Exercise details
Where the string "icon" appears in a line of the material below, copy that line.

Excerpted data

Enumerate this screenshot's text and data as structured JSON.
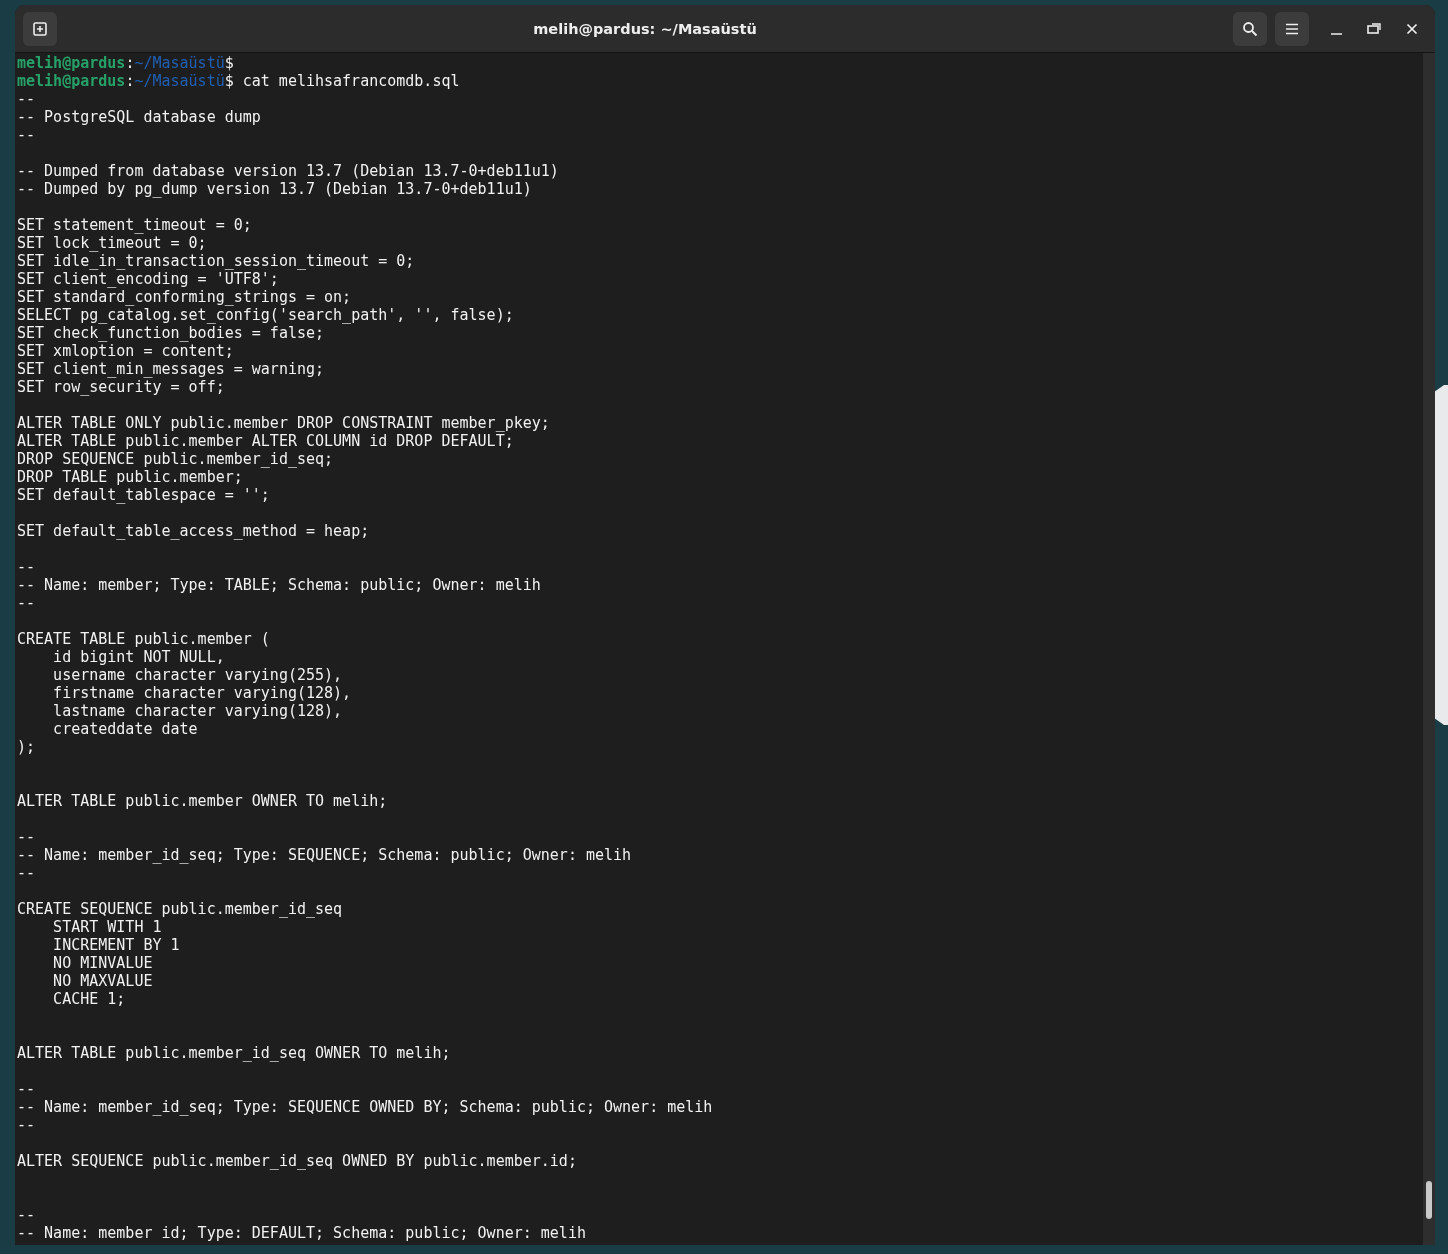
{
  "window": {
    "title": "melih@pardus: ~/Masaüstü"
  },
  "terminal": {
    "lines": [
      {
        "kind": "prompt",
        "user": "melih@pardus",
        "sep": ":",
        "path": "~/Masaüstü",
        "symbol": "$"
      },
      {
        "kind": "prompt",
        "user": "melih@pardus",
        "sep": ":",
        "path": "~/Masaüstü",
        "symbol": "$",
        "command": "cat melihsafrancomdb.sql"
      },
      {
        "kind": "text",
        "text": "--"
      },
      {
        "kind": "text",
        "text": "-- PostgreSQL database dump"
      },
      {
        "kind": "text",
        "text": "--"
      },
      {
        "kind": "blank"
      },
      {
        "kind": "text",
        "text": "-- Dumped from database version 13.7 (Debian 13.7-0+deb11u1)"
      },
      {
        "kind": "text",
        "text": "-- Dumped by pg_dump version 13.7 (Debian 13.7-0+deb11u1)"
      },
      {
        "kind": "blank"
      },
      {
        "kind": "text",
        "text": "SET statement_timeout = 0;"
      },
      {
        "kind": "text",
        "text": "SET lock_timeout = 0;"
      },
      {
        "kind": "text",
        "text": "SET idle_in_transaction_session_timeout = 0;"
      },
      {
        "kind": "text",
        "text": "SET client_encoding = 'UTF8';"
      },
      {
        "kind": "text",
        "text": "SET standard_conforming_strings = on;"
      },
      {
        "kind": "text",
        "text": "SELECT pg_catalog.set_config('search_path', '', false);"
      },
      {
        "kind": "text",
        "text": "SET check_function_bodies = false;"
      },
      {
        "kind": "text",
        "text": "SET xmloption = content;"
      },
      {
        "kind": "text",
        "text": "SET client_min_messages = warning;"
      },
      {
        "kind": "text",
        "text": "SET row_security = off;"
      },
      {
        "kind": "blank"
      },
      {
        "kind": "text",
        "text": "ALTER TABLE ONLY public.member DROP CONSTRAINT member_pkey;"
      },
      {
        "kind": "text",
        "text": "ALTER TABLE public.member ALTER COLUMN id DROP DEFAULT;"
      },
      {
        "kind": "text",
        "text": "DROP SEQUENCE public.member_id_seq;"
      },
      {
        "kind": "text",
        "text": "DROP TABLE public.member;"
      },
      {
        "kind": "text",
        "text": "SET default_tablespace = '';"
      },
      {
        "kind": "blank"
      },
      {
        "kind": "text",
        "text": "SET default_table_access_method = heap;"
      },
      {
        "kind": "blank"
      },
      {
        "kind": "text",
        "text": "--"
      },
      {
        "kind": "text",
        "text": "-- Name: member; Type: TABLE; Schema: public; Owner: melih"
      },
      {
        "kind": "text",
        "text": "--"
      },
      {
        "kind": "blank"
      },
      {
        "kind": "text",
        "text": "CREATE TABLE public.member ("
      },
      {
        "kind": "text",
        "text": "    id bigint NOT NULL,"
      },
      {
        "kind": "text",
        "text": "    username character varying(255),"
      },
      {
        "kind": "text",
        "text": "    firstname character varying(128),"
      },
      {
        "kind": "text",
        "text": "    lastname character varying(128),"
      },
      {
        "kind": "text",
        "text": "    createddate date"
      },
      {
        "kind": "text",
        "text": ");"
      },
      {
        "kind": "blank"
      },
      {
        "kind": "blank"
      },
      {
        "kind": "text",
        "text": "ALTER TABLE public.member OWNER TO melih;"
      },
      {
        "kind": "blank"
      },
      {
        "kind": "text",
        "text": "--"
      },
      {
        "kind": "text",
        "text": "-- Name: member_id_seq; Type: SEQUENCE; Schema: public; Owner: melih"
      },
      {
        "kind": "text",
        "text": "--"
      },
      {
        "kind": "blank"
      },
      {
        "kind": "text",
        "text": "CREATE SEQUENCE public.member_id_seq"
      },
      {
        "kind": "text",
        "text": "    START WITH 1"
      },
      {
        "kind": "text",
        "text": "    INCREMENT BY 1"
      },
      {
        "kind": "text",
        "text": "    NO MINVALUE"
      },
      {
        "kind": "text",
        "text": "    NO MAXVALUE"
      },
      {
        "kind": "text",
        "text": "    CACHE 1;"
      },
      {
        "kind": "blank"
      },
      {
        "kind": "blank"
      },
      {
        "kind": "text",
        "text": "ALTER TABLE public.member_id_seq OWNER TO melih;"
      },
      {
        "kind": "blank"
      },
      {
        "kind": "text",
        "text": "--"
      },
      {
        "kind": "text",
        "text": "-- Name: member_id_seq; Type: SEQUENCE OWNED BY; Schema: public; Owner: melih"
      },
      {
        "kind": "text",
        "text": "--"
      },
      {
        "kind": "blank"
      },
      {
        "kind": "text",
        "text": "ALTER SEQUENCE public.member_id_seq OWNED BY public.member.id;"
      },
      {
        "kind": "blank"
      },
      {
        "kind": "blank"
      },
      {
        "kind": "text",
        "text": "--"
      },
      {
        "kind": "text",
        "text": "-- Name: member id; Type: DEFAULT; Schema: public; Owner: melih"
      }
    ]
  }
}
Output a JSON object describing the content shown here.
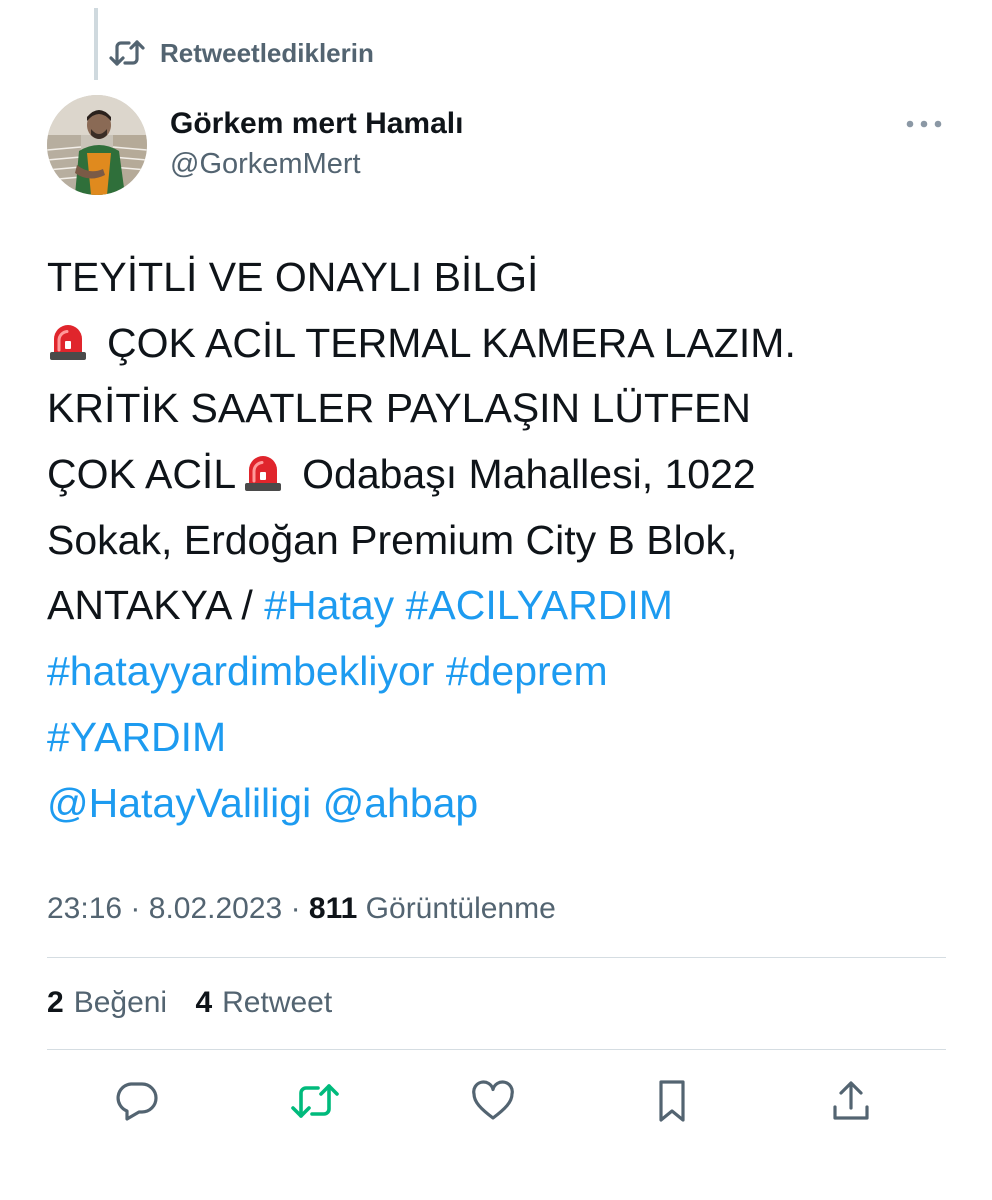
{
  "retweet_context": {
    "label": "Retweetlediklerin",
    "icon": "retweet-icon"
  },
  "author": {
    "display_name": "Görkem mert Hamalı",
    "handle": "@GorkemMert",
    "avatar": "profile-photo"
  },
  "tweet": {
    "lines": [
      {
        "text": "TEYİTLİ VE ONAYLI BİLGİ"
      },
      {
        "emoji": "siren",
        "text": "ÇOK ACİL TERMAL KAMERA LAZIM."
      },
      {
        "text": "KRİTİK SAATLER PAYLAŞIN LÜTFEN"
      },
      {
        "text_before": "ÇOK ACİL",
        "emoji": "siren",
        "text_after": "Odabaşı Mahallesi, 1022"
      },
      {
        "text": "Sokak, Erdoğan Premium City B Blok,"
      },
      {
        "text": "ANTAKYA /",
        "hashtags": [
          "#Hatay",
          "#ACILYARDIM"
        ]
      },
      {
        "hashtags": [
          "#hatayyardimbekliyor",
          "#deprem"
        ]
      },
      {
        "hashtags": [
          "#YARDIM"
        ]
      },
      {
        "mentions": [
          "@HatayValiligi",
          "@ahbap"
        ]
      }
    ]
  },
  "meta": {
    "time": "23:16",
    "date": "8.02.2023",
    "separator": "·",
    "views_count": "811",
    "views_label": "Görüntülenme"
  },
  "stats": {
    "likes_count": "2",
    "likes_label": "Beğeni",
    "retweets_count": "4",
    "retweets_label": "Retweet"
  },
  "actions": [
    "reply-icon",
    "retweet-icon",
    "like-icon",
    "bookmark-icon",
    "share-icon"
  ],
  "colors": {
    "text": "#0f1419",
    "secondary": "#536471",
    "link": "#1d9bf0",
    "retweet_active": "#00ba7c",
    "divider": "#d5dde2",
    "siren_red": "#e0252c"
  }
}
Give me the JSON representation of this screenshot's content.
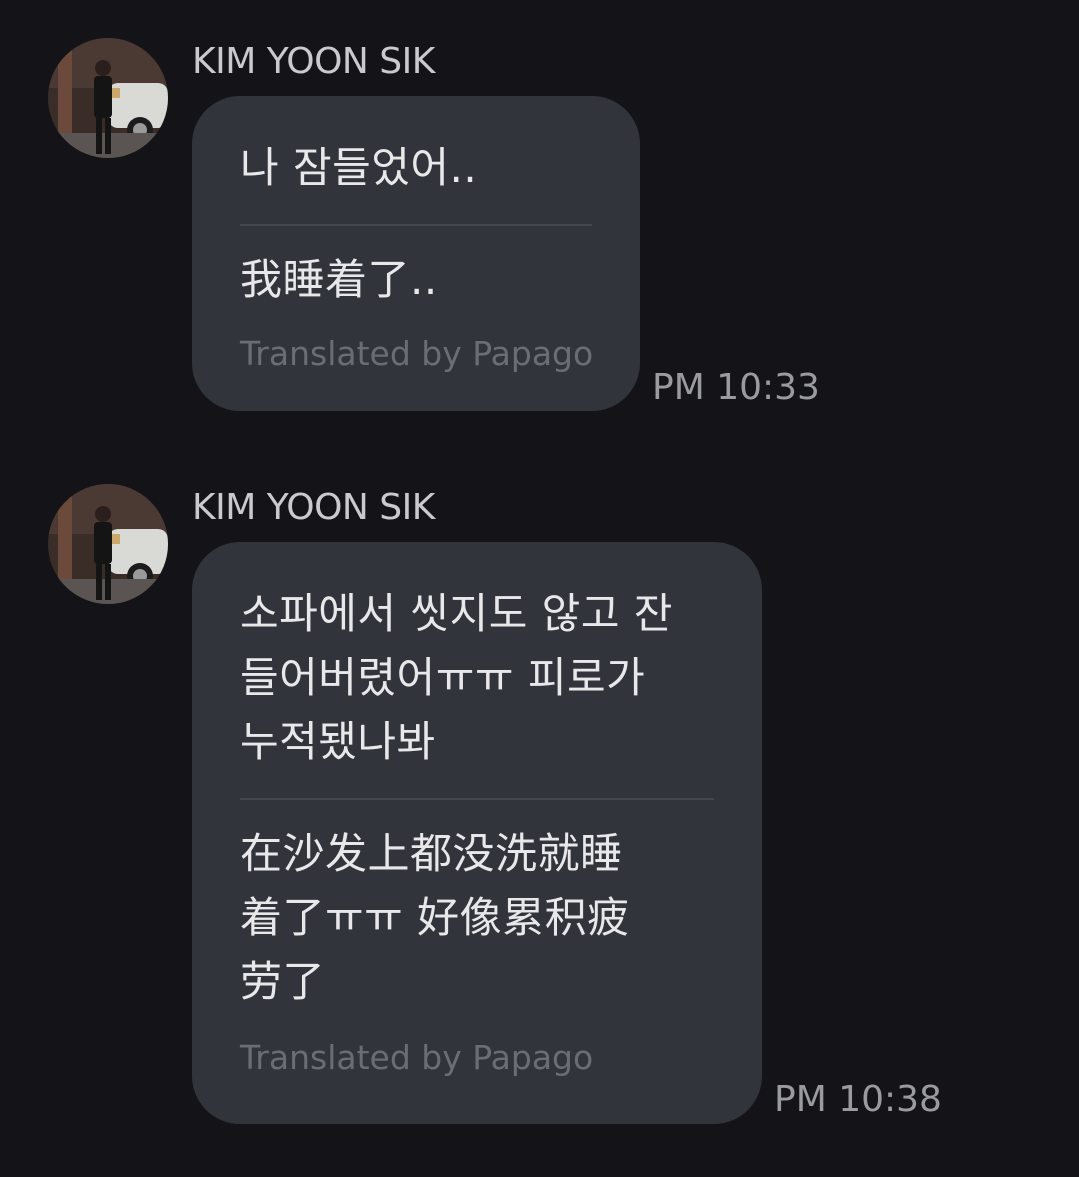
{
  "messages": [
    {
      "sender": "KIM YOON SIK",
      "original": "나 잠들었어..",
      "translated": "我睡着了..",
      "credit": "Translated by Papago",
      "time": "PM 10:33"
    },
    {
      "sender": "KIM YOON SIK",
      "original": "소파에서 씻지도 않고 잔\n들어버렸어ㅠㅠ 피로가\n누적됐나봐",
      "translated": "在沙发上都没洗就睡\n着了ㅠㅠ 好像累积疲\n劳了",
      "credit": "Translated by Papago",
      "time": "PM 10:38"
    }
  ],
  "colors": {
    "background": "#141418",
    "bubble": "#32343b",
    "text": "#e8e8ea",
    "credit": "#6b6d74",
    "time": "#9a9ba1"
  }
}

Exercise answer
    "icon": "retweet-icon"
    "reply-icon",
    "retweet-icon",
    "like-icon",
    "bookmark-icon",
    "share-icon"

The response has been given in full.